He died of cancer in McLean, Virginia, USA, on 5 November 2001.[7]

See also


  1. ^ a b c "Index At-Az". Rulers. Retrieved 31 July 2013.
  2. ^ Rubin, Barry (1980). Paved with Good Intentions (PDF). New York: Penguin Books. p. 220.
  3. ^ a b Raein, Parviz (6 November 1978). "Shah decrees military control in Iran". The Day. Tehran. AP. Retrieved 4 November 2012.
  4. ^ Mansoor Moaddel (January 1994). Class, Politics, and Ideology in the Iranian Revolution. Columbia University Press. p. 160. ISBN 978-0-231-51607-5. Retrieved 25 July 2013.
  5. ^ Nikazmerad, Nicholas M. (1980). "A Chronological Survey of the Iranian Revolution". Iranian Studies. 13 (1/4): 327–368. doi:10.1080/00210868008701575. JSTOR 4310346.
  6. ^ Sullivan, William H. Mission to Iran. New York: W.W. Norton and Company, 1981. p. 212.
  7. ^ a b c d e "Gholamreza Azhari, 83; Briefly Served as Iran's Prime Minister". Los Angeles Times. 18 November 2001. Retrieved 31 July 2013.
  8. ^ "Iran Cabinet". The Telegraph. 2 January 1979. Retrieved 31 July 2013.
  9. ^ a b "Shah selects chief of staff". The Palm Beach Post. Tehran. 5 January 1979. Retrieved 4 November 2012.
  10. ^ Jessup, John E. (1998). An Encyclopedic Dictionary of Conflict and Conflict Resolution, 1945-1996. Westport, CT: Greenwood Press. p. 46.  – via Questia (subscription required)
  11. ^ Roberts, Mark (January 1996). "Purge of the Monarchists". McNair Papers (47–48). Retrieved 29 August 2013.  – via Questia (subscription required)
  12. ^ "General Gholam Reza Azhari meets the Foreign Press (1978)". Iranian. Retrieved 31 July 2013.
  13. ^ Jahangir Amuzegar (1991). The Dynamics of the Iranian Revolution: The Pahlavis' Triumph and Tragedy. SUNY Press. p. 255. ISBN 978-0-7914-9483-7. Retrieved 1 August 2013.
  14. ^ "No Safe Haven: Iran's Global Assassination Campaign". Iran Human Rights. 2008. Retrieved 4 August 2013.
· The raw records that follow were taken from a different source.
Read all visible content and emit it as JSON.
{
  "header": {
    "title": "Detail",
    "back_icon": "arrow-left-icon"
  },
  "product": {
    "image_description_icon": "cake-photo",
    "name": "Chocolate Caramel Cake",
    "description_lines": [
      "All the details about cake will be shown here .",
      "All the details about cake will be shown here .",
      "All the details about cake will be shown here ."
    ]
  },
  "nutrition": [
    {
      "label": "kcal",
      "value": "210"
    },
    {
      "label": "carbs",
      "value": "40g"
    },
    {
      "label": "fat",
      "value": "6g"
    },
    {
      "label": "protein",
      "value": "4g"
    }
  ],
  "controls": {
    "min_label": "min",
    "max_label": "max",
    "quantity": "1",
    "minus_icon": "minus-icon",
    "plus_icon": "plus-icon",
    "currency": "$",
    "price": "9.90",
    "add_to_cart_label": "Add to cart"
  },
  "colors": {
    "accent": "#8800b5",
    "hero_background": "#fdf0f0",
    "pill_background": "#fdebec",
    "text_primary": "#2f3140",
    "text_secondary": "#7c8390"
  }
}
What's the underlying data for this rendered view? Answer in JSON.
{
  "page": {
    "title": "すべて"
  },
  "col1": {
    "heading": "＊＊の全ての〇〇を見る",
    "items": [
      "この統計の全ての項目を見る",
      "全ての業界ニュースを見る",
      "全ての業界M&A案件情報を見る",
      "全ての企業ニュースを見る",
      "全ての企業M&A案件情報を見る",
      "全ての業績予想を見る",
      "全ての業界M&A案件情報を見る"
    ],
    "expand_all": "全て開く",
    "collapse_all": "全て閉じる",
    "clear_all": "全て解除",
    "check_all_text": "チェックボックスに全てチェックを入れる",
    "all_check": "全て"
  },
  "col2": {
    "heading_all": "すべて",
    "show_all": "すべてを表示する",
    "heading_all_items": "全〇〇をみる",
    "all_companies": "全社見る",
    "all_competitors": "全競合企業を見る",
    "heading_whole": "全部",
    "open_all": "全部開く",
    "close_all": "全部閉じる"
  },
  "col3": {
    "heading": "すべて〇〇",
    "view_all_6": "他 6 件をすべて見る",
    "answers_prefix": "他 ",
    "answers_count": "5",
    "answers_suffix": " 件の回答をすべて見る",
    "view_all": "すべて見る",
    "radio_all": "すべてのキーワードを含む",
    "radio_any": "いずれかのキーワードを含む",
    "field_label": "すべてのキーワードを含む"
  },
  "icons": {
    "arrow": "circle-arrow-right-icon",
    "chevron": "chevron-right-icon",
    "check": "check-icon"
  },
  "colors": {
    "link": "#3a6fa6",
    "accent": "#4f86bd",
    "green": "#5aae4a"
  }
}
  • 'Alí Rizā Awsatí (عليرضا اوسطى), Iran in the Past Three Centuries (Irān dar Se Qarn-e Goz̲ashteh - ايران در سه قرن گذشته), Volumes 1 and 2 (Paktāb Publishing - انتشارات پاکتاب, Tehran, Iran, 2003). ISBN 964-93406-6-1 (Vol. 1), ISBN 964-93406-5-3 (Vol. 2).
Political offices
Preceded by
Jafar Sharif-Emami
Prime Minister of Iran
Succeeded by
Shapour Bakhtiar
Military offices
Preceded by
Feridoun Jam
Chief commander of Imperial Army
Succeeded by
Abbas Gharabaghi